Why? Because providing satisfying customer experiences has a real impact on the bottom line:
- Forrester estimates that improved experiences can drive from $46M to $1.7B in increased revenues, depending on the industry.
- Bruce Temkin conducted a survey that showed that experience leaders exceeded laggards by roughly 15% in terms of their customers’ willingness to buy more, reduced likelihood to switch, and likelihood to recommend.
- Aveus conducted a research study and found that “organizations that have a well-understood definition of customer experience are twice as likely to beat their profit targets than those who do not.”
Results like these get noticed, and more and more clients are asking about for digital tools that provide “an ideal digital customer experience.” However, few fully understand what it takes to develop, deliver and continually optimize one digital channel (i.e., web), let alone a collection of interconnected channels (web + mobile + social + email). They also don’t always know where to start; for example, customer experience management should ideally focus on improving each and every customer touchpoint and interaction. Most businesses, however, simply don’t have the time and resources needed to make a wholesale change to the way they interact with customers via their marketing, sales, and customer service systems.
So the real questions are:
- Where is the best place to start developing and maturing your experience management capabilities?
- How do you develop a realistic roadmap forward for developing and maturing the technology, people and processes needed to execute and optimize an integrated multichannel customer experience that delivers business results?
Having spent a number of years as both a company executive and consultant, I’ve been on both the strategy development and implementation sides of the equation, and I know that the answer to each of these questions will be uniquely different every each company or organization. That said, in my experience, the process of determining where to start – and the roadmap forward – are similar no matter what the size or complexity of of a business. In the coming days, I’ll be working to develop each of these steps in detail in separate blog posts. For now, here are the basic steps as I have seen them play out time and time again:
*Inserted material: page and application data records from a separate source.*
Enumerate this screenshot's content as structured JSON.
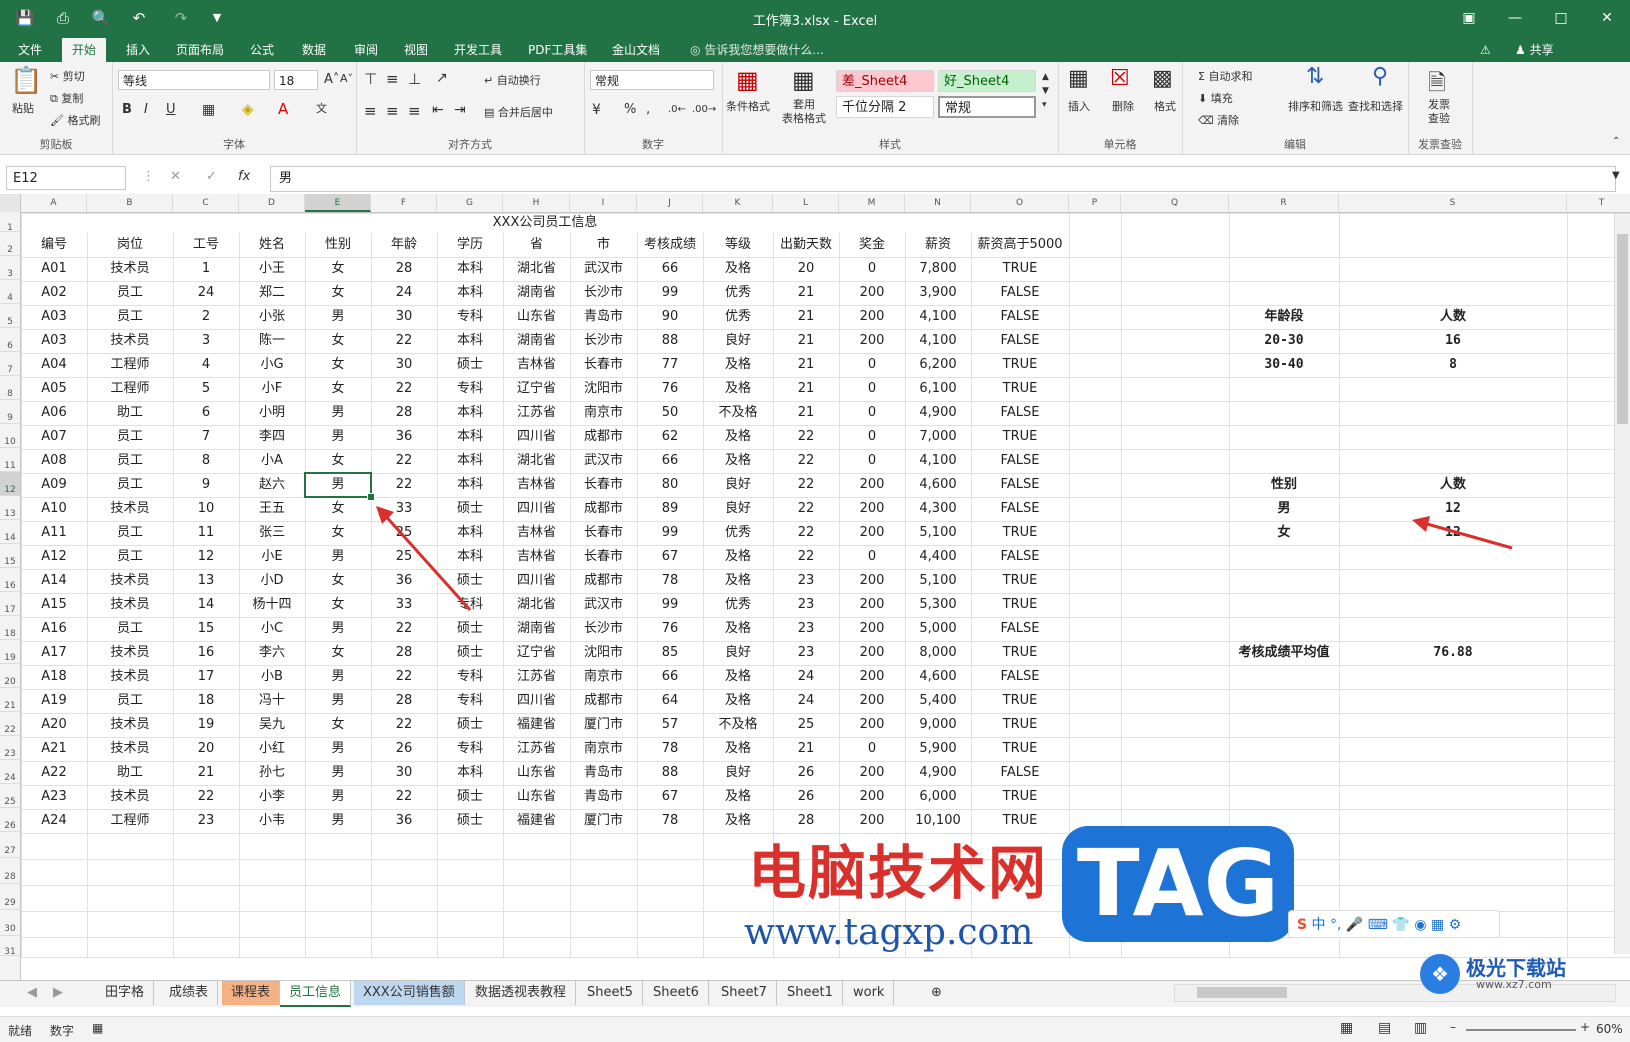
{
  "window": {
    "title": "工作簿3.xlsx - Excel",
    "share": "共享"
  },
  "ribbon_tabs": [
    "文件",
    "开始",
    "插入",
    "页面布局",
    "公式",
    "数据",
    "审阅",
    "视图",
    "开发工具",
    "PDF工具集",
    "金山文档"
  ],
  "active_tab": "开始",
  "tell_me": "告诉我您想要做什么...",
  "ribbon": {
    "clipboard": {
      "paste": "粘贴",
      "cut": "剪切",
      "copy": "复制",
      "format_painter": "格式刷",
      "label": "剪贴板"
    },
    "font": {
      "name": "等线",
      "size": "18",
      "label": "字体",
      "bold": "B",
      "italic": "I",
      "underline": "U"
    },
    "alignment": {
      "wrap": "自动换行",
      "merge": "合并后居中",
      "label": "对齐方式"
    },
    "number": {
      "format": "常规",
      "label": "数字",
      "percent": "%"
    },
    "styles": {
      "cond": "条件格式",
      "table": "套用\n表格格式",
      "bad": "差_Sheet4",
      "good": "好_Sheet4",
      "comma": "千位分隔 2",
      "normal": "常规",
      "label": "样式"
    },
    "cells": {
      "insert": "插入",
      "delete": "删除",
      "format": "格式",
      "label": "单元格"
    },
    "editing": {
      "autosum": "自动求和",
      "fill": "填充",
      "clear": "清除",
      "sort": "排序和筛选",
      "find": "查找和选择",
      "label": "编辑"
    },
    "invoice": {
      "check": "发票\n查验",
      "label": "发票查验"
    }
  },
  "formula_bar": {
    "name_box": "E12",
    "fx": "fx",
    "content": "男"
  },
  "columns": [
    "A",
    "B",
    "C",
    "D",
    "E",
    "F",
    "G",
    "H",
    "I",
    "J",
    "K",
    "L",
    "M",
    "N",
    "O",
    "P",
    "Q",
    "R",
    "S",
    "T"
  ],
  "rows": [
    "1",
    "2",
    "3",
    "4",
    "5",
    "6",
    "7",
    "8",
    "9",
    "10",
    "11",
    "12",
    "13",
    "14",
    "15",
    "16",
    "17",
    "18",
    "19",
    "20",
    "21",
    "22",
    "23",
    "24",
    "25",
    "26",
    "27",
    "28",
    "29",
    "30",
    "31"
  ],
  "table": {
    "title": "XXX公司员工信息",
    "headers": [
      "编号",
      "岗位",
      "工号",
      "姓名",
      "性别",
      "年龄",
      "学历",
      "省",
      "市",
      "考核成绩",
      "等级",
      "出勤天数",
      "奖金",
      "薪资",
      "薪资高于5000"
    ],
    "rows": [
      [
        "A01",
        "技术员",
        "1",
        "小王",
        "女",
        "28",
        "本科",
        "湖北省",
        "武汉市",
        "66",
        "及格",
        "20",
        "0",
        "7,800",
        "TRUE"
      ],
      [
        "A02",
        "员工",
        "24",
        "郑二",
        "女",
        "24",
        "本科",
        "湖南省",
        "长沙市",
        "99",
        "优秀",
        "21",
        "200",
        "3,900",
        "FALSE"
      ],
      [
        "A03",
        "员工",
        "2",
        "小张",
        "男",
        "30",
        "专科",
        "山东省",
        "青岛市",
        "90",
        "优秀",
        "21",
        "200",
        "4,100",
        "FALSE"
      ],
      [
        "A03",
        "技术员",
        "3",
        "陈一",
        "女",
        "22",
        "本科",
        "湖南省",
        "长沙市",
        "88",
        "良好",
        "21",
        "200",
        "4,100",
        "FALSE"
      ],
      [
        "A04",
        "工程师",
        "4",
        "小G",
        "女",
        "30",
        "硕士",
        "吉林省",
        "长春市",
        "77",
        "及格",
        "21",
        "0",
        "6,200",
        "TRUE"
      ],
      [
        "A05",
        "工程师",
        "5",
        "小F",
        "女",
        "22",
        "专科",
        "辽宁省",
        "沈阳市",
        "76",
        "及格",
        "21",
        "0",
        "6,100",
        "TRUE"
      ],
      [
        "A06",
        "助工",
        "6",
        "小明",
        "男",
        "28",
        "本科",
        "江苏省",
        "南京市",
        "50",
        "不及格",
        "21",
        "0",
        "4,900",
        "FALSE"
      ],
      [
        "A07",
        "员工",
        "7",
        "李四",
        "男",
        "36",
        "本科",
        "四川省",
        "成都市",
        "62",
        "及格",
        "22",
        "0",
        "7,000",
        "TRUE"
      ],
      [
        "A08",
        "员工",
        "8",
        "小A",
        "女",
        "22",
        "本科",
        "湖北省",
        "武汉市",
        "66",
        "及格",
        "22",
        "0",
        "4,100",
        "FALSE"
      ],
      [
        "A09",
        "员工",
        "9",
        "赵六",
        "男",
        "22",
        "本科",
        "吉林省",
        "长春市",
        "80",
        "良好",
        "22",
        "200",
        "4,600",
        "FALSE"
      ],
      [
        "A10",
        "技术员",
        "10",
        "王五",
        "女",
        "33",
        "硕士",
        "四川省",
        "成都市",
        "89",
        "良好",
        "22",
        "200",
        "4,300",
        "FALSE"
      ],
      [
        "A11",
        "员工",
        "11",
        "张三",
        "女",
        "25",
        "本科",
        "吉林省",
        "长春市",
        "99",
        "优秀",
        "22",
        "200",
        "5,100",
        "TRUE"
      ],
      [
        "A12",
        "员工",
        "12",
        "小E",
        "男",
        "25",
        "本科",
        "吉林省",
        "长春市",
        "67",
        "及格",
        "22",
        "0",
        "4,400",
        "FALSE"
      ],
      [
        "A14",
        "技术员",
        "13",
        "小D",
        "女",
        "36",
        "硕士",
        "四川省",
        "成都市",
        "78",
        "及格",
        "23",
        "200",
        "5,100",
        "TRUE"
      ],
      [
        "A15",
        "技术员",
        "14",
        "杨十四",
        "女",
        "33",
        "专科",
        "湖北省",
        "武汉市",
        "99",
        "优秀",
        "23",
        "200",
        "5,300",
        "TRUE"
      ],
      [
        "A16",
        "员工",
        "15",
        "小C",
        "男",
        "22",
        "硕士",
        "湖南省",
        "长沙市",
        "76",
        "及格",
        "23",
        "200",
        "5,000",
        "FALSE"
      ],
      [
        "A17",
        "技术员",
        "16",
        "李六",
        "女",
        "28",
        "硕士",
        "辽宁省",
        "沈阳市",
        "85",
        "良好",
        "23",
        "200",
        "8,000",
        "TRUE"
      ],
      [
        "A18",
        "技术员",
        "17",
        "小B",
        "男",
        "22",
        "专科",
        "江苏省",
        "南京市",
        "66",
        "及格",
        "24",
        "200",
        "4,600",
        "FALSE"
      ],
      [
        "A19",
        "员工",
        "18",
        "冯十",
        "男",
        "28",
        "专科",
        "四川省",
        "成都市",
        "64",
        "及格",
        "24",
        "200",
        "5,400",
        "TRUE"
      ],
      [
        "A20",
        "技术员",
        "19",
        "吴九",
        "女",
        "22",
        "硕士",
        "福建省",
        "厦门市",
        "57",
        "不及格",
        "25",
        "200",
        "9,000",
        "TRUE"
      ],
      [
        "A21",
        "技术员",
        "20",
        "小红",
        "男",
        "26",
        "专科",
        "江苏省",
        "南京市",
        "78",
        "及格",
        "21",
        "0",
        "5,900",
        "TRUE"
      ],
      [
        "A22",
        "助工",
        "21",
        "孙七",
        "男",
        "30",
        "本科",
        "山东省",
        "青岛市",
        "88",
        "良好",
        "26",
        "200",
        "4,900",
        "FALSE"
      ],
      [
        "A23",
        "技术员",
        "22",
        "小李",
        "男",
        "22",
        "硕士",
        "山东省",
        "青岛市",
        "67",
        "及格",
        "26",
        "200",
        "6,000",
        "TRUE"
      ],
      [
        "A24",
        "工程师",
        "23",
        "小韦",
        "男",
        "36",
        "硕士",
        "福建省",
        "厦门市",
        "78",
        "及格",
        "28",
        "200",
        "10,100",
        "TRUE"
      ]
    ]
  },
  "summary": {
    "age": {
      "h1": "年龄段",
      "h2": "人数",
      "r1": [
        "20-30",
        "16"
      ],
      "r2": [
        "30-40",
        "8"
      ]
    },
    "gender": {
      "h1": "性别",
      "h2": "人数",
      "r1": [
        "男",
        "12"
      ],
      "r2": [
        "女",
        "12"
      ]
    },
    "avg": {
      "label": "考核成绩平均值",
      "value": "76.88"
    }
  },
  "sheet_tabs": [
    "田字格",
    "成绩表",
    "课程表",
    "员工信息",
    "XXX公司销售额",
    "数据透视表教程",
    "Sheet5",
    "Sheet6",
    "Sheet7",
    "Sheet1",
    "work"
  ],
  "active_sheet": "员工信息",
  "status": {
    "ready": "就绪",
    "mode": "数字",
    "zoom": "60%"
  },
  "watermark": {
    "cn": "电脑技术网",
    "tag": "TAG",
    "url": "www.tagxp.com",
    "brand": "极光下载站",
    "brand_url": "www.xz7.com",
    "ime": "中"
  },
  "colors": {
    "excel_green": "#217346",
    "arrow_red": "#d9302c",
    "tab_orange": "#f4b183",
    "tab_blue": "#bdd7ee"
  }
}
As the tag on this blog implies, “the customer is always right”. Any committed effort to develop and expand customer experience capabilities starts with understanding what your customers value, both subjectively and objectively, about your brand, company, products and services.
Step 2: Align Business and Brand Objectives with What Customers Value
This is perhaps the most critical step as well as the most difficult, particularly if what your customers value about your brand, company, products and services is significantly at odds with a company’s stated business and brand objectives. It takes real courage for a company to confront and take steps to close significant gaps between what customers value and what the company is currently providing, but the rewards for realigning are significant.
Step 3: Develop Ideal Customer Journey Maps
Once the challenging work of alignment is completed, it’s time to map out what an ideal customer journey might be for your audiences, such as prospects, returning customers with intent to purchase, returning customers in need of service and support, etc. This is trickier than it sounds, as search, social media, and online peer communities have radically altered the way that consumers seek out information about a potential purchase; the moment of truth has moved out of a physical location, such as a store or car dealership, and the sales process in many cases may never involve a salesperson.
Step 3: Map Current Customer Journeys By Key Audience
Another sometimes difficult but often very enlightening step is mapping the actual customer journeys that each of your key audiences take now. More often than not, companies find that customers are gathering information and interacting with their brand, company, products and services in more varied and nonlinear ways than they predicted.
Step 4: Identify Gaps Between Current Journey and Ideal Journey
Nothing magical here; put the ideal journeys side-by-side with the actual journeys, and identify the gaps.
Step 5: Develop Prioritized Roadmap for Closing Gaps
Not all gaps are created equal; evaluate which gaps when closed will return the best results the fastest, and start there. Note that “best results” in this context does not necessarily mean “highest revenue potential in the short term”; the quality of the customer experience must be balanced against the revenue potential to ensure that what might drive short term profits does not end up alienating or offending a customer in the longer term.
Step 6: Develop ROI and/or VOI of Roadmap Implementation
Closely examine your highest priority gaps; are there existing metrics or key performance indicators that would improve if the gaps were successfully closed? For example, if your journey map shows that many existing customers are sidestepping self help on the web site because of poor web design, what would the value be of a web redesign that reduces customer support call center calls by 15%?
Step 7: Develop a Roadmap for Closing the Gaps and Creating High-Value Customer Experiences
Develop a roadmap that includes the people, processes and technology needed across time to close the the gaps and create the kinds of experiences that have the most meaning and value to your customers.
The above is easy to write about, but in reality much harder to do. That’s why in the coming weeks and months I’ll be writing posts about each step complete with best practices, lessons learned, and practical advice for starting and completing that particular step.
Lastly, I’ll touch on a some other areas that need to be considered, such as Culture & Leadership support, Marketing Maturity Level and Integration & Collaboration (the trinity of the CMO, CIO and CXO).
More to come; meantime, I welcome your comments.
- Customers First : The Role of UX in Interactive Customer Experience Management (cxmgmt.wordpress.com)